* **TASK GOAL**:
Within the listing below, how many lines contain "Limiting"? Only the number is wanted.

--

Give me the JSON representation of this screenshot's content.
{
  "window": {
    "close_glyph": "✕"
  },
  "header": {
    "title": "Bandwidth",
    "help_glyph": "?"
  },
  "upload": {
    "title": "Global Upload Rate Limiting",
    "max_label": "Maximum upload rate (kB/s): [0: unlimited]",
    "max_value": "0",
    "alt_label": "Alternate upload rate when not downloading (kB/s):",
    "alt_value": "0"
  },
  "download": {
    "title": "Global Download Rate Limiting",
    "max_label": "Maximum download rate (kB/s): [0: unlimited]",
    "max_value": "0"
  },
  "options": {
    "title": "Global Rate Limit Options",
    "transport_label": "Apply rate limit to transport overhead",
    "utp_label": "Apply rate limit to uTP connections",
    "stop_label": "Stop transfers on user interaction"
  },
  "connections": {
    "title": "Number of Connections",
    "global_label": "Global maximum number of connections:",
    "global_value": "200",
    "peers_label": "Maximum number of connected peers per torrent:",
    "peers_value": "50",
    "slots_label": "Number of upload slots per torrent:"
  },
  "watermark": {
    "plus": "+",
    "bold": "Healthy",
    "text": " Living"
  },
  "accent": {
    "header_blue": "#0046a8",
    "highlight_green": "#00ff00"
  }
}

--

* **OUTPUT BELOW**:
2